The Strength of Two Systems
The competition between the two systems notwithstanding, Responsible Care® and ISO 14001 have almost completely different strengths. ISO 14001 focuses narrowly on environmental management and emphasizes rigor in certification. Responsible Care® aims broadly, picking up health, safety, community, customers, and communication. Bringing the two standards together creates a rigorous, broad standard that can credibly yield outstanding performance.
Under RC®-14001, an organization can build a single environmental, health, and safety (EHS) management system that is simultaneously consistent with both standards, while providing customers and other stakeholders with a greater level of assurance about the company's operations. To aid firms interested in pursuing this new integrated standard, the ACC has created a RC®-14001 Management System Technical Specification, which systematically reconciles each element of ISO 14001 with the corresponding specifications of Responsible Care®, resolving each 'discrepancy' in favor of the stricter requirement. As a result, RC®-14001 offers several distinct features over ISO 14001 alone:
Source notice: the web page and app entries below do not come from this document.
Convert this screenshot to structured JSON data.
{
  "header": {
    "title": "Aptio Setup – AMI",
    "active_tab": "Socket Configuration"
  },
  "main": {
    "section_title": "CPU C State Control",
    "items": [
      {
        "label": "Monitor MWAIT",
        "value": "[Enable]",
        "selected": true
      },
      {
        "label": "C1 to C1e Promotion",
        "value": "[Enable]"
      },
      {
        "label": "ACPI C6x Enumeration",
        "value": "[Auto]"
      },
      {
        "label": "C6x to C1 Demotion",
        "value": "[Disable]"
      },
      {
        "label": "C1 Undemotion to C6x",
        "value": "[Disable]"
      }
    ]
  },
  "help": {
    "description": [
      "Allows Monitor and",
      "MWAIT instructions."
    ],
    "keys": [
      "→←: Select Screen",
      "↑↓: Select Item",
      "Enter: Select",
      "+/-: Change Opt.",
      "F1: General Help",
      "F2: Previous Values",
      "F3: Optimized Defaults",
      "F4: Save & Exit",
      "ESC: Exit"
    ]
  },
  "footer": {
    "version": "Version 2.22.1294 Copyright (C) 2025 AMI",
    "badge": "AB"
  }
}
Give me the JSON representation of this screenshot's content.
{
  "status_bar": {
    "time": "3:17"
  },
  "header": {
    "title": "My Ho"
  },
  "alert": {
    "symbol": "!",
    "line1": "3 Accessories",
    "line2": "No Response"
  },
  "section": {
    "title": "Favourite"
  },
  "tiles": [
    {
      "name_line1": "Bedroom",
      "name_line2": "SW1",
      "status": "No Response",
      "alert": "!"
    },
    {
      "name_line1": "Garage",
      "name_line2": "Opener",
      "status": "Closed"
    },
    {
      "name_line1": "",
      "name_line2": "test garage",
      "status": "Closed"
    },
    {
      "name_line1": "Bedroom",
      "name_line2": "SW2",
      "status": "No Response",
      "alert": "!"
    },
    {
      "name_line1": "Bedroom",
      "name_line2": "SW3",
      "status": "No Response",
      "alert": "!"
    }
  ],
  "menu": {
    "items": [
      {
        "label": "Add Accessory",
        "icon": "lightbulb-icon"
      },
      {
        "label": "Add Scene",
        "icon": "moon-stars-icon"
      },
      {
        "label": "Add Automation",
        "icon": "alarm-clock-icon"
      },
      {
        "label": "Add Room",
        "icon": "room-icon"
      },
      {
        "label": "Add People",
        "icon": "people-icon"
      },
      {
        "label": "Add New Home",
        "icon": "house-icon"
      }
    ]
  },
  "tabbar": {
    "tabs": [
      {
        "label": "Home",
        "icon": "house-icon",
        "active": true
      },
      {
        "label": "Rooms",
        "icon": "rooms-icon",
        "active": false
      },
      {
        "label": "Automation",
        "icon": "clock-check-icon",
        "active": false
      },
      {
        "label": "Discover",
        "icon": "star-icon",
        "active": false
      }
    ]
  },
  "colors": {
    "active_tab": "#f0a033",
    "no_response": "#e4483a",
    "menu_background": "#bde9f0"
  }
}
- An expanded aspect/impact assessment process
- Required proactive outreach to the host community
- Environmental performance reporting to stakeholders
- Required emphasis on upstream supplier issues and downstream customers
- Qualification, training, and review of contractors, transporters, and other service providers
Who Might Use RC® - 14001?
Chemical and allied industries with existing management systems are the most natural candidates for RC®-14001. Within that group, the businesses with the most hazardous chemicals are most likely to feel a sense of urgency in upgrading to RC® - 14001. By upgrading existing Responsible Care® programs to RC® - 14001, companies can add depth, rigor, and credibility. Conversely, by upgrading existing ISO 14001 EMSs to RC®-14001, organizations can add openness and breadth to their management system.
To provide comprehensive RC®-14001 support to the chemical industry, ENSR has teamed with Verrico Associates, LLC, a management systems and Responsible Care® consulting company headquartered in Newark, Delaware. Verrico Associates helped to develop the RC®-14001 audit protocol, and is currently the only ACC-approved trainer for RC®-14001. Together, the ENSR-Verrico team will monitor and help develop Responsible Care® certification programs, as well as provide up-to-date information and preparation services for the programs. ENSR and Verrico's RC®-14001 services include awareness training, internal auditor level training, gap analyses, and comprehensive implementation assistance.